Whereas it is rather quaint the loved one received a (one) patridge in a pear tree on day 1, the recitation of gifts on the 12th day reveals the overwhelming bounty of  the  true love’s gift giving has reached a humorous and chaotic extreme:

On the twelfth day of Christmas,

my true love sent to me

Twelve drummers drumming,

Eleven pipers piping,

Ten lords a-leaping,

Nine ladies dancing,

Eight maids a-milking,

Seven swans a-swimming,

Six geese a-laying,

Five golden rings,

Four calling birds,

Three French hens,

Two turtle doves,

And a partridge in a pear tree!


Just as there are patterns in math, there are patterns in songs and poems.  Not only are the patterns mnemonic devices helping children remember the stanzas but patterns entertain and delight.  The brain is engaged anticipating how the next stanza fulfills the pattern.  Decoding patterns whether in math or in this traditional Christmas carol is fun! 


How many gifts did the loved one receive?  Seventy-eight!      




Thank You for Customer Review on Amazon

Wednesday, December 2nd, 2009

Hi everyone,

It’s fun to log on to Amazon and discover an Amazon customer (S. Hanany) loves my book and has posted a review!  Here it is: 

Excellent learning tool!  Makes math fun and easy to understand!  This book is great! My daughter, who is 10, has always had problems with math. She is in 5th grade and is clearly struggling. The author shows these little tricks and strategies that make math very easy and less intimidating to a child thinks it’s too hard. The pictures make it fun as well. I would definitely recommend it as a tool to help make math more fun and less work.

I live for reviews such as this!  Amazon now lets you post a comment about the review so I replied:

Thank you for your kind comments! Although the illustrations are designed for a younger child, my workbook is popular with older students like your daughter. My graphic artists and I spent two years designing the book cover to cover. There is art on every page such as watermark figures to trace. Many children who have an aptitude for math have an aptitude for art. I want to encourage this.

Just as you say, the tricks and strategies make learning the times tables so much easier. It’s not only difficult but highly inefficient to learn one math fact at a time. Seeing a pattern makes learning the table so much easier. Why not discover the beauty and logic of math at an early age? Instead of rote drills, let’s teach the tables in such a way that children are intrigued by math. I want all children to say, “I love math!”  (Eugenia Francis, the author)

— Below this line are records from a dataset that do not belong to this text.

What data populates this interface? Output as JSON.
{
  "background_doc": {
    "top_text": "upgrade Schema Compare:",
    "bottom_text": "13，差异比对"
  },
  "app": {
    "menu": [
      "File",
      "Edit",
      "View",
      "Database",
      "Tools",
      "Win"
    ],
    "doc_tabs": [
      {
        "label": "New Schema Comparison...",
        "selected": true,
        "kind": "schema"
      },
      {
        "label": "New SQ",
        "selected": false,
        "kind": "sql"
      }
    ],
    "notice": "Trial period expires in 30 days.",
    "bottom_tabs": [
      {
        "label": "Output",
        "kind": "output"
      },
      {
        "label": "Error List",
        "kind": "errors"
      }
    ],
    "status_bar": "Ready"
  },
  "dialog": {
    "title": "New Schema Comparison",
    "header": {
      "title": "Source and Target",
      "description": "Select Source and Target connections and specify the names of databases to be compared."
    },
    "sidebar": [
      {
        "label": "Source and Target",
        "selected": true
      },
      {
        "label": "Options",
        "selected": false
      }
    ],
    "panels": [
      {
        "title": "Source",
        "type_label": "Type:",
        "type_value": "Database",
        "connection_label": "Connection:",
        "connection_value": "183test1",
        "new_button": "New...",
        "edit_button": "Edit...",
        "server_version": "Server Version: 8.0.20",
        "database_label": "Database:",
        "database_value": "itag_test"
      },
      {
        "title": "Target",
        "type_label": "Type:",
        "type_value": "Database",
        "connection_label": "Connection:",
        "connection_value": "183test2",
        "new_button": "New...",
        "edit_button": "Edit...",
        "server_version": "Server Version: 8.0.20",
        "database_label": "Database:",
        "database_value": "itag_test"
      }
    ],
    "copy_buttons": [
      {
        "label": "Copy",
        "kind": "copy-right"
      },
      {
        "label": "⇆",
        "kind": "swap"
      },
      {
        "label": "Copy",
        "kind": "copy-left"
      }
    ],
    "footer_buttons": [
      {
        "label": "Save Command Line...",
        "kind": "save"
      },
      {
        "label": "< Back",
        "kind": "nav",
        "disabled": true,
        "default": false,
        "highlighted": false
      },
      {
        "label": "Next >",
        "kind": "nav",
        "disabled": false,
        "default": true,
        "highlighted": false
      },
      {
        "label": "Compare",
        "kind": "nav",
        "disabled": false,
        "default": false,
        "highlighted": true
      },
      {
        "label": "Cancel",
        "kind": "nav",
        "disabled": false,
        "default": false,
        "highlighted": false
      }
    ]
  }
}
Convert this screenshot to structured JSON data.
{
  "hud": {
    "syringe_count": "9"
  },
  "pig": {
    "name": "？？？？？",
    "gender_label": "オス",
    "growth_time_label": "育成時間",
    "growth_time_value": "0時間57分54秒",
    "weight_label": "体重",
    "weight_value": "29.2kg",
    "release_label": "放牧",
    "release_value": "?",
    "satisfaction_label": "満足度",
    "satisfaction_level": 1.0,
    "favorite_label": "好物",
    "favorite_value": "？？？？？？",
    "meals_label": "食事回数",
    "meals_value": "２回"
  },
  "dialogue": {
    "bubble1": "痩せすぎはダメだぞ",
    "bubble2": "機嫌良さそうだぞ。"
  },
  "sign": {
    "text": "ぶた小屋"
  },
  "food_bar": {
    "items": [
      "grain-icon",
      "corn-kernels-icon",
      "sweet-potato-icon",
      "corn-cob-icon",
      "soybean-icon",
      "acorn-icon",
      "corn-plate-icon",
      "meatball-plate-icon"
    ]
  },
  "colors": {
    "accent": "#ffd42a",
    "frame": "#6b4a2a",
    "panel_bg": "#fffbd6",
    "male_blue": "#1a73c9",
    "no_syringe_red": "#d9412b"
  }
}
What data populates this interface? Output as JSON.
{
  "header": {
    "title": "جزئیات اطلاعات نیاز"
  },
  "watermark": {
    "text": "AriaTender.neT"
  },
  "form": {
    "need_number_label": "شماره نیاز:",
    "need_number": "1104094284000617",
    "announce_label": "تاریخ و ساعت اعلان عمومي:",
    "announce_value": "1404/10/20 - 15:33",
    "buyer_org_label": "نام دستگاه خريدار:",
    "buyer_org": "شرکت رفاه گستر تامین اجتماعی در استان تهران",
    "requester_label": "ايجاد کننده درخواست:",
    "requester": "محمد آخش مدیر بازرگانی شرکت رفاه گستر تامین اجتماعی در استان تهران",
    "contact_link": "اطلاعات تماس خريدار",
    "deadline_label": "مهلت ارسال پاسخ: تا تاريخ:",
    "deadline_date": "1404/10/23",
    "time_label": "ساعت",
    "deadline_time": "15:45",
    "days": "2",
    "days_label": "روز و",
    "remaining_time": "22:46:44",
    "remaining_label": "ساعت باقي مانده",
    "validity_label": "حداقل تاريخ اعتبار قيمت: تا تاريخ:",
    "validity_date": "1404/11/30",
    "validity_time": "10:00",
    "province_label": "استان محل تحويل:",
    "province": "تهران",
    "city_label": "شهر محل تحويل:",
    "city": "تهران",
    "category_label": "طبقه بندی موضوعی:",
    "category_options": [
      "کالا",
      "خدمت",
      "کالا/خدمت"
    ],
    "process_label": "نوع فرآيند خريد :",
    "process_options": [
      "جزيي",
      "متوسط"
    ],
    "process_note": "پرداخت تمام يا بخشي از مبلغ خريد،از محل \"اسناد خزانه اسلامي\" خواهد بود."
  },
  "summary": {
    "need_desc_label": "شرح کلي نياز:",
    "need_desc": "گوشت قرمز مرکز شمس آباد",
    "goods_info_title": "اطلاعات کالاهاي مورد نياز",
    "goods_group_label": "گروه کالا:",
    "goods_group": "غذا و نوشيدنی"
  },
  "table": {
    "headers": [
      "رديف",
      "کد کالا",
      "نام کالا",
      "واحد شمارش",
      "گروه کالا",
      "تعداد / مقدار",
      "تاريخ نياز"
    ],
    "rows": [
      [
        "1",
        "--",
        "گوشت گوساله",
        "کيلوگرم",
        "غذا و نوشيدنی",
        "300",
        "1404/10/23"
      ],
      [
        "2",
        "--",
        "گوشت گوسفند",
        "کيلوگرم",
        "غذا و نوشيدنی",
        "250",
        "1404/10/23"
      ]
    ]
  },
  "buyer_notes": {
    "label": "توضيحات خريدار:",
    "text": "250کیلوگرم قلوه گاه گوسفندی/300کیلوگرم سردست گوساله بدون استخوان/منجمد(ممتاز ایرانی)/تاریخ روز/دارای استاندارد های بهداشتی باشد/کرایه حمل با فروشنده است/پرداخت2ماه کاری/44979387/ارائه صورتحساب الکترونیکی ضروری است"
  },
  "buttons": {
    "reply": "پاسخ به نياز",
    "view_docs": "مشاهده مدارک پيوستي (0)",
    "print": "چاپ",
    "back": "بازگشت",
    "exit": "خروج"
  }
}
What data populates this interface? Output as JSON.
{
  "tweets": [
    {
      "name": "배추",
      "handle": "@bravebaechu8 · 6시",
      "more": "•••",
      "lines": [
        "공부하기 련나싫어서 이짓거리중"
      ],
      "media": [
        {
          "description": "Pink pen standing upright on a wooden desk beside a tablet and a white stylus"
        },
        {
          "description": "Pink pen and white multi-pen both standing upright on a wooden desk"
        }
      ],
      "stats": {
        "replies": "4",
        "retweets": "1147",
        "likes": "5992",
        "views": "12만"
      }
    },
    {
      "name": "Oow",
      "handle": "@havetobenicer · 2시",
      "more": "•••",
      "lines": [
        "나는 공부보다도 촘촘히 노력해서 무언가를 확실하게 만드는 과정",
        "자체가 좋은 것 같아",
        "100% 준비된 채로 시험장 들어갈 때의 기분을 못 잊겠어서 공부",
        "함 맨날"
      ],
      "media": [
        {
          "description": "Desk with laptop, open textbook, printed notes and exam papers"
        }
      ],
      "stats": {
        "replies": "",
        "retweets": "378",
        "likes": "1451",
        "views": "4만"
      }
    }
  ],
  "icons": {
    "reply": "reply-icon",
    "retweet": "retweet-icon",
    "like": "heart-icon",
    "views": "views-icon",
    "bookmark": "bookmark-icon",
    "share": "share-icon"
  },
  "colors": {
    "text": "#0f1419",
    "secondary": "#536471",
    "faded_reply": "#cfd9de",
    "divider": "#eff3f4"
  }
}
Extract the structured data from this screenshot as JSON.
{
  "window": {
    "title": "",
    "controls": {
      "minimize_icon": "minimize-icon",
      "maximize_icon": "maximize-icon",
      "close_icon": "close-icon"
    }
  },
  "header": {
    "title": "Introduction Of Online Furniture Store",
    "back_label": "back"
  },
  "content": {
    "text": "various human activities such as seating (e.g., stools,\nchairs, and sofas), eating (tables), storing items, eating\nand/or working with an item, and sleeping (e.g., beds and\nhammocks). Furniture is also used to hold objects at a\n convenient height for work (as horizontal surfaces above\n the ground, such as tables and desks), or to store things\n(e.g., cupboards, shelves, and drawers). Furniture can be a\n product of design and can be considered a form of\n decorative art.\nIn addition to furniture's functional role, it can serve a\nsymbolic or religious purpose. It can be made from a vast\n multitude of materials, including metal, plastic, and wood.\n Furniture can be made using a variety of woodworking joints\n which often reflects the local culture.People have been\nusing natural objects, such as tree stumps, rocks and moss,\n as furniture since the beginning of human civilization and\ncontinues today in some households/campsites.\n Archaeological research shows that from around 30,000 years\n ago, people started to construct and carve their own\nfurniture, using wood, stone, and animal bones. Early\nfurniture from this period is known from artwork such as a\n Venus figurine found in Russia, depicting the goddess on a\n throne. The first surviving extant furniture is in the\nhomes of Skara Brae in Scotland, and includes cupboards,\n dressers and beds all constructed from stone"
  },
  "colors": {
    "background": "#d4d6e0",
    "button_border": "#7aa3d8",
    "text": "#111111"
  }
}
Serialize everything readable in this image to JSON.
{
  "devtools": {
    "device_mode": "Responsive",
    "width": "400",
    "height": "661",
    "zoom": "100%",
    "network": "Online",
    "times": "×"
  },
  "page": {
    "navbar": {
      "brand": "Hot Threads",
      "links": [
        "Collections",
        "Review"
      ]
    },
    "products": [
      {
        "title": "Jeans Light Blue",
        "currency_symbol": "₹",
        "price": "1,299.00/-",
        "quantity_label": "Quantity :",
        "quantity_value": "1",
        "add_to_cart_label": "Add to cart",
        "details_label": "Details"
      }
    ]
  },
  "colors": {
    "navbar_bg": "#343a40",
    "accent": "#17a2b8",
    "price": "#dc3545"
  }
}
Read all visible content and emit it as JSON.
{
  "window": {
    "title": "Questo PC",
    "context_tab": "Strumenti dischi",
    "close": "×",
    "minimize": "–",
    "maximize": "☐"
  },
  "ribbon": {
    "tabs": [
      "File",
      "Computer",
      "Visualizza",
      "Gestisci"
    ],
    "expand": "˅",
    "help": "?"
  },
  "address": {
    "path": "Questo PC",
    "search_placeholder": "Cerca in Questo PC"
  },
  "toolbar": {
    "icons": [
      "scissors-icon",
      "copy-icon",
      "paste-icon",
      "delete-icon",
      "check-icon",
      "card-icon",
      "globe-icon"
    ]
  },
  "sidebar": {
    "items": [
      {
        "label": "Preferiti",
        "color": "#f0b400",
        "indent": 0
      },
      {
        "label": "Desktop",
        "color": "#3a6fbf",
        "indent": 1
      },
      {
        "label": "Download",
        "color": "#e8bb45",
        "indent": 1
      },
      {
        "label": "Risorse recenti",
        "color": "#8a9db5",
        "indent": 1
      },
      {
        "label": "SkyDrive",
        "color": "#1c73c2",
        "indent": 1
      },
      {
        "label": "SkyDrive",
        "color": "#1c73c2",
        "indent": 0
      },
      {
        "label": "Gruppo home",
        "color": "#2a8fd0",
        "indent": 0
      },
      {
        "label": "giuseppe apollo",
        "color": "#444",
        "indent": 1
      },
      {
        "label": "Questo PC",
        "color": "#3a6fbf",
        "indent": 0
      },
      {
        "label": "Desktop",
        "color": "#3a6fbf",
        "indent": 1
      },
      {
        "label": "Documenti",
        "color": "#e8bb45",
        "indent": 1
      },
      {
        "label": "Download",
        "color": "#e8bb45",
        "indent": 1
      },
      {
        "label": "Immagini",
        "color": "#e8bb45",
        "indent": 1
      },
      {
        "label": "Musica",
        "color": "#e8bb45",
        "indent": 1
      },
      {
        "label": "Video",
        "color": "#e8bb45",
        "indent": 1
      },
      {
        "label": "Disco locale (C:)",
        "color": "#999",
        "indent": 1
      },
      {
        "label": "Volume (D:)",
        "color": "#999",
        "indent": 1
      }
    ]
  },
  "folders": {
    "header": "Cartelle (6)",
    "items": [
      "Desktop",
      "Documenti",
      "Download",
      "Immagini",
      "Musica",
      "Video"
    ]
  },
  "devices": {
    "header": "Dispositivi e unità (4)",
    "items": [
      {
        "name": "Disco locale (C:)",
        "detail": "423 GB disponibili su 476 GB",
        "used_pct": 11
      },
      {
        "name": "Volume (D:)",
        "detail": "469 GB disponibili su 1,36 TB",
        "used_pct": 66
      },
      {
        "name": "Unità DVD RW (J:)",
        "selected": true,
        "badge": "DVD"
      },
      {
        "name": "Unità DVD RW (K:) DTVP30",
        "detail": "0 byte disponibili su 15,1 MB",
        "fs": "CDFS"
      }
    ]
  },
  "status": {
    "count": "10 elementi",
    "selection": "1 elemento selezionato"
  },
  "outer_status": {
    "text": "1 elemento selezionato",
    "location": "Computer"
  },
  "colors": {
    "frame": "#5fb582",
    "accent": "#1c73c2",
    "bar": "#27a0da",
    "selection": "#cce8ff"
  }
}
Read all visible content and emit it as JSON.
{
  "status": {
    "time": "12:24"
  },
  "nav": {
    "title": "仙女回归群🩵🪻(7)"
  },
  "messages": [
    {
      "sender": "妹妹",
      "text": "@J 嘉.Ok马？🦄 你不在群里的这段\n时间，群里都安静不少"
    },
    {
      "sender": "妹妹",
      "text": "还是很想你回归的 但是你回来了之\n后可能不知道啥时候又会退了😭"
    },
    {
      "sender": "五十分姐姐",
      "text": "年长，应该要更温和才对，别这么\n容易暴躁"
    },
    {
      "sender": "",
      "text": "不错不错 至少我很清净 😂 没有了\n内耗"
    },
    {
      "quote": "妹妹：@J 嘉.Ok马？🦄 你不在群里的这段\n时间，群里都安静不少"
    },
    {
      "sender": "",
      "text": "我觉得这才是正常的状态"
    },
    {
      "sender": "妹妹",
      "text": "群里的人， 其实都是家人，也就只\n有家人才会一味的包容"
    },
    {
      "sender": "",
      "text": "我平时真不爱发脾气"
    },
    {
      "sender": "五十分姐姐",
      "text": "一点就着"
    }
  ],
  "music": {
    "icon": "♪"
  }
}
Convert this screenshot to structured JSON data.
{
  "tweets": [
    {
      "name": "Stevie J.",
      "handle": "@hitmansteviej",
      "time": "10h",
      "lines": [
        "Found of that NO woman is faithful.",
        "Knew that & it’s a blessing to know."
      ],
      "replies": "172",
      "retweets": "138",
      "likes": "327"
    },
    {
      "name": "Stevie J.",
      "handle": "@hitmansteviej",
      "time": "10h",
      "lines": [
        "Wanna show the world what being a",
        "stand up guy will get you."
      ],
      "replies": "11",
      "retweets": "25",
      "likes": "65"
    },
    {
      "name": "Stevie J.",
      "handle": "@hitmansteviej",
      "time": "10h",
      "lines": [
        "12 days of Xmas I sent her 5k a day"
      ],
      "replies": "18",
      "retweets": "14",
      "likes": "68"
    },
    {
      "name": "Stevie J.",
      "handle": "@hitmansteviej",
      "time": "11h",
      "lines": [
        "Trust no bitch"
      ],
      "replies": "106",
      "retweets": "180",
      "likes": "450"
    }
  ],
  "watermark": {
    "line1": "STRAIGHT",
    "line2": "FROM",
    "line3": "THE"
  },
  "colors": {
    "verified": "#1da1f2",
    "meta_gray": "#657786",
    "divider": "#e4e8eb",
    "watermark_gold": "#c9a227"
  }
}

It’s very gratifying to know that children are benefiting from my method.  In 2006, I had taught one child (my son) this method.  Now over 8,000 children have learned the times tables using my method!  Thank you S. Hanany and other parents and teachers for trying my workbook and sharing your success stories with others.